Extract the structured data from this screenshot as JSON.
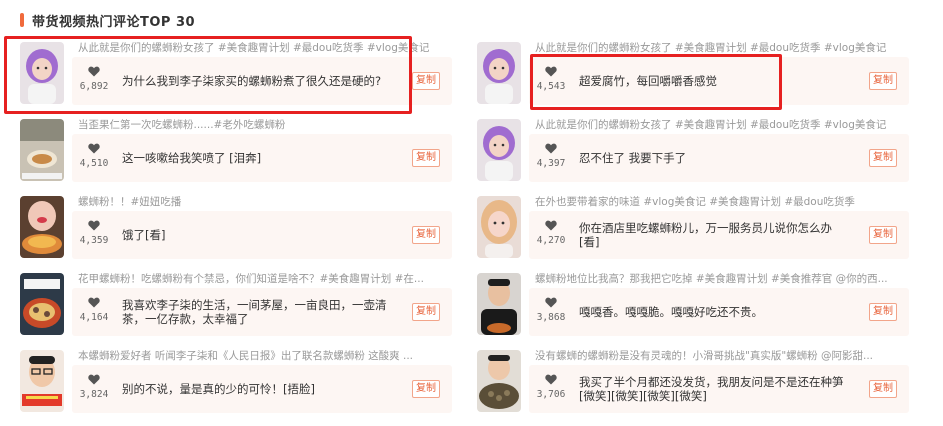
{
  "section": {
    "title": "带货视频热门评论TOP 30",
    "accent_color": "#f06a3c",
    "highlight_color": "#e62020"
  },
  "copy_label": "复制",
  "left": [
    {
      "video_title": "从此就是你们的螺蛳粉女孩了 #美食趣胃计划 #最dou吃货季 #vlog美食记",
      "likes": "6,892",
      "comment": "为什么我到李子柒家买的螺蛳粉煮了很久还是硬的?",
      "thumb": "purple-hair-girl",
      "highlighted": true
    },
    {
      "video_title": "当歪果仁第一次吃螺蛳粉......#老外吃螺蛳粉",
      "likes": "4,510",
      "comment": "这一咳嗽给我笑喷了 [泪奔]",
      "thumb": "foreigner-eating",
      "highlighted": false
    },
    {
      "video_title": "螺蛳粉！！#妞妞吃播",
      "likes": "4,359",
      "comment": "饿了[看]",
      "thumb": "girl-eating-noodles",
      "highlighted": false
    },
    {
      "video_title": "花甲螺蛳粉！吃螺蛳粉有个禁忌，你们知道是啥不？#美食趣胃计划 #在...",
      "likes": "4,164",
      "comment": "我喜欢李子柒的生活，一间茅屋，一亩良田，一壶清茶，一亿存款，太幸福了",
      "thumb": "clam-noodle-bowl",
      "highlighted": false
    },
    {
      "video_title": "本螺蛳粉爱好者 听闻李子柒和《人民日报》出了联名款螺蛳粉 这酸爽 ...",
      "likes": "3,824",
      "comment": "别的不说，量是真的少的可怜！[捂脸]",
      "thumb": "man-with-glasses",
      "highlighted": false
    }
  ],
  "right": [
    {
      "video_title": "从此就是你们的螺蛳粉女孩了 #美食趣胃计划 #最dou吃货季 #vlog美食记",
      "likes": "4,543",
      "comment": "超爱腐竹，每回嚼嚼香感觉",
      "thumb": "purple-hair-girl",
      "highlighted": true
    },
    {
      "video_title": "从此就是你们的螺蛳粉女孩了 #美食趣胃计划 #最dou吃货季 #vlog美食记",
      "likes": "4,397",
      "comment": "忍不住了 我要下手了",
      "thumb": "purple-hair-girl",
      "highlighted": false
    },
    {
      "video_title": "在外也要带着家的味道 #vlog美食记 #美食趣胃计划 #最dou吃货季",
      "likes": "4,270",
      "comment": "你在酒店里吃螺蛳粉儿，万一服务员儿说你怎么办[看]",
      "thumb": "blonde-girl",
      "highlighted": false
    },
    {
      "video_title": "螺蛳粉地位比我高？那我把它吃掉 #美食趣胃计划 #美食推荐官 @你的西...",
      "likes": "3,868",
      "comment": "嘎嘎香。嘎嘎脆。嘎嘎好吃还不贵。",
      "thumb": "man-in-black",
      "highlighted": false
    },
    {
      "video_title": "没有螺蛳的螺蛳粉是没有灵魂的！小滑哥挑战\"真实版\"螺蛳粉 @阿影甜...",
      "likes": "3,706",
      "comment": "我买了半个月都还没发货，我朋友问是不是还在种笋[微笑][微笑][微笑][微笑]",
      "thumb": "man-with-snails",
      "highlighted": false
    }
  ]
}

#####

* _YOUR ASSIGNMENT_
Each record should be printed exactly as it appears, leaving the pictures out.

* _ANSWER AREA_
Extract the structured data from this screenshot as JSON.
{
  "section": {
    "title": "带货视频热门评论TOP 30",
    "accent_color": "#f06a3c",
    "highlight_color": "#e62020"
  },
  "copy_label": "复制",
  "left": [
    {
      "video_title": "从此就是你们的螺蛳粉女孩了 #美食趣胃计划 #最dou吃货季 #vlog美食记",
      "likes": "6,892",
      "comment": "为什么我到李子柒家买的螺蛳粉煮了很久还是硬的?",
      "thumb": "purple-hair-girl",
      "highlighted": true
    },
    {
      "video_title": "当歪果仁第一次吃螺蛳粉......#老外吃螺蛳粉",
      "likes": "4,510",
      "comment": "这一咳嗽给我笑喷了 [泪奔]",
      "thumb": "foreigner-eating",
      "highlighted": false
    },
    {
      "video_title": "螺蛳粉！！#妞妞吃播",
      "likes": "4,359",
      "comment": "饿了[看]",
      "thumb": "girl-eating-noodles",
      "highlighted": false
    },
    {
      "video_title": "花甲螺蛳粉！吃螺蛳粉有个禁忌，你们知道是啥不？#美食趣胃计划 #在...",
      "likes": "4,164",
      "comment": "我喜欢李子柒的生活，一间茅屋，一亩良田，一壶清茶，一亿存款，太幸福了",
      "thumb": "clam-noodle-bowl",
      "highlighted": false
    },
    {
      "video_title": "本螺蛳粉爱好者 听闻李子柒和《人民日报》出了联名款螺蛳粉 这酸爽 ...",
      "likes": "3,824",
      "comment": "别的不说，量是真的少的可怜！[捂脸]",
      "thumb": "man-with-glasses",
      "highlighted": false
    }
  ],
  "right": [
    {
      "video_title": "从此就是你们的螺蛳粉女孩了 #美食趣胃计划 #最dou吃货季 #vlog美食记",
      "likes": "4,543",
      "comment": "超爱腐竹，每回嚼嚼香感觉",
      "thumb": "purple-hair-girl",
      "highlighted": true
    },
    {
      "video_title": "从此就是你们的螺蛳粉女孩了 #美食趣胃计划 #最dou吃货季 #vlog美食记",
      "likes": "4,397",
      "comment": "忍不住了 我要下手了",
      "thumb": "purple-hair-girl",
      "highlighted": false
    },
    {
      "video_title": "在外也要带着家的味道 #vlog美食记 #美食趣胃计划 #最dou吃货季",
      "likes": "4,270",
      "comment": "你在酒店里吃螺蛳粉儿，万一服务员儿说你怎么办[看]",
      "thumb": "blonde-girl",
      "highlighted": false
    },
    {
      "video_title": "螺蛳粉地位比我高？那我把它吃掉 #美食趣胃计划 #美食推荐官 @你的西...",
      "likes": "3,868",
      "comment": "嘎嘎香。嘎嘎脆。嘎嘎好吃还不贵。",
      "thumb": "man-in-black",
      "highlighted": false
    },
    {
      "video_title": "没有螺蛳的螺蛳粉是没有灵魂的！小滑哥挑战\"真实版\"螺蛳粉 @阿影甜...",
      "likes": "3,706",
      "comment": "我买了半个月都还没发货，我朋友问是不是还在种笋[微笑][微笑][微笑][微笑]",
      "thumb": "man-with-snails",
      "highlighted": false
    }
  ]
}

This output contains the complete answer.